For students like Laurent, the opportunity opened up by the lawsuit felt more like a punishment. He described an environment at Salmen where he was sprayed with water guns filled with bleach, spat on and beaten.
As for the teachers, Laurent said most accepted him and that “they kept them rednecks off my ass.” But not all of them.
“A bunch of these guys were unfair in grading. One guy gave me a D when I made a B. It was stupid. I had to go and contest it,” Laurent said.
And the hazing wasn't limited to Salmen. At Covington High School, Principal Louis Wagner displayed his feelings by placing a Confederate battle flag in his office. Smith Sr.’s lawsuit finally forced its removal.
Richard Tanner, who now represents District 6 on the St. Tammany Parish Council, had a front-row seat as the schools were integrated. He arrived at Covington High in 1965 as an agricultural teacher, his first job in a 37-year schools career that included a stint as interim superintendent. But Tanner said those first years were like no other.
“It was a lot of chaos,” he said.
Tanner said only two black students attended Covington in 1967 and 1968, and he doesn’t remember any trouble. But with full integration in 1969, though, there was plenty.
“Every morning, it was like we were out there breaking up fights, you know, gang fights,” Tanner said. “It wasn’t just one-on-one, it was like 30-on-30, and girls and boys and the whole nine yards.”
Things improved noticeably when black students started playing on the football team, Tanner said. "Once you start having fun, it’s no fun to fight," he said.
Smith Jr. also remembers things getting better quickly after a bumpy start.
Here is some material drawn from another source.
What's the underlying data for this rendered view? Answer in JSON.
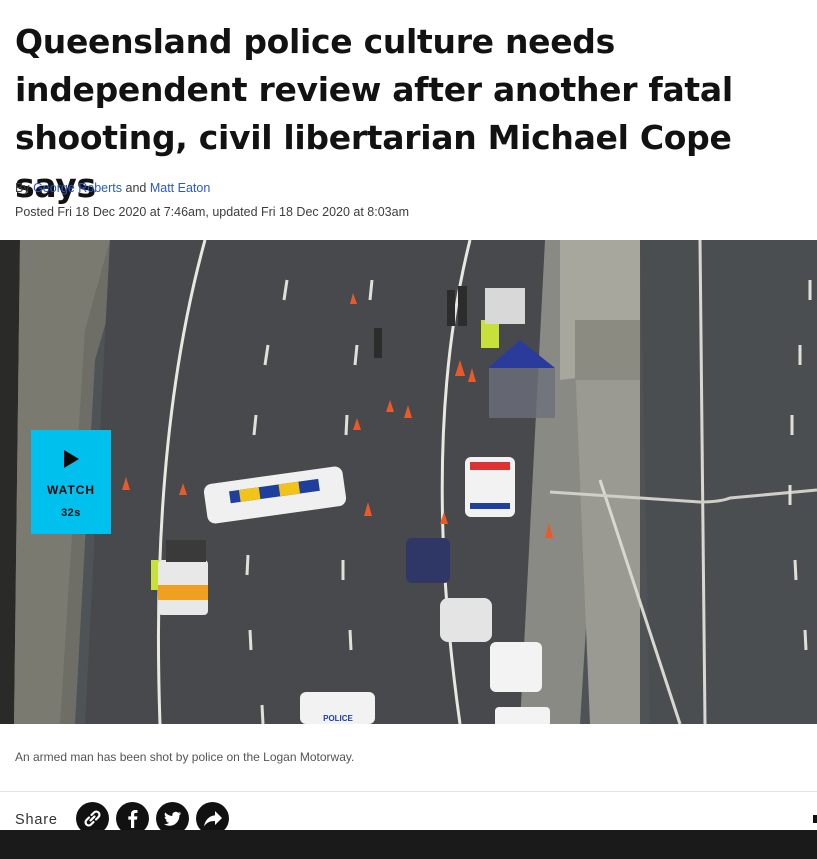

But he worries that today's St. Tammany Parish is segregating in a new way, even if there is no longer “in-your-face outright social depravity."
“We are seeing more gated communities coming up in the development of this parish. And while those fences may in some people’s minds represent one thing, they also represent another thing that is not necessarily tangible,” Smith Jr. said. “They’re inside these fences and they don’t really get an opportunity to commune with and socialize with and work with people who don’t look like them.”
Smith Jr. said he also sees a lack of diversity in the St. Tammany Parish government, given that about 10 percent of parish residents are black.
“I don’t see any percent in a lot of these agencies,” he said, especially in the courts. “When I see people in black robes, they don’t look like me.”
Laurent speculated that race played a role in his loss when he ran recently for the Division H judgeship in the 22nd Judicial District Court, saying, “Some people wouldn’t vote black for dogcatcher.” Laurent received 38 percent of the vote, losing to Alan Zaunbrecher, who got 62 percent. Zaunbrecher is white.
“It’s the same thing as walking into Salmen when I was 16 years old. It’s the same thing,” Laurent said.
Laurent said he plans to run for judge again in 2020, when he expects Judge Martin Coady in Division F to retire. He plans to run as an independent.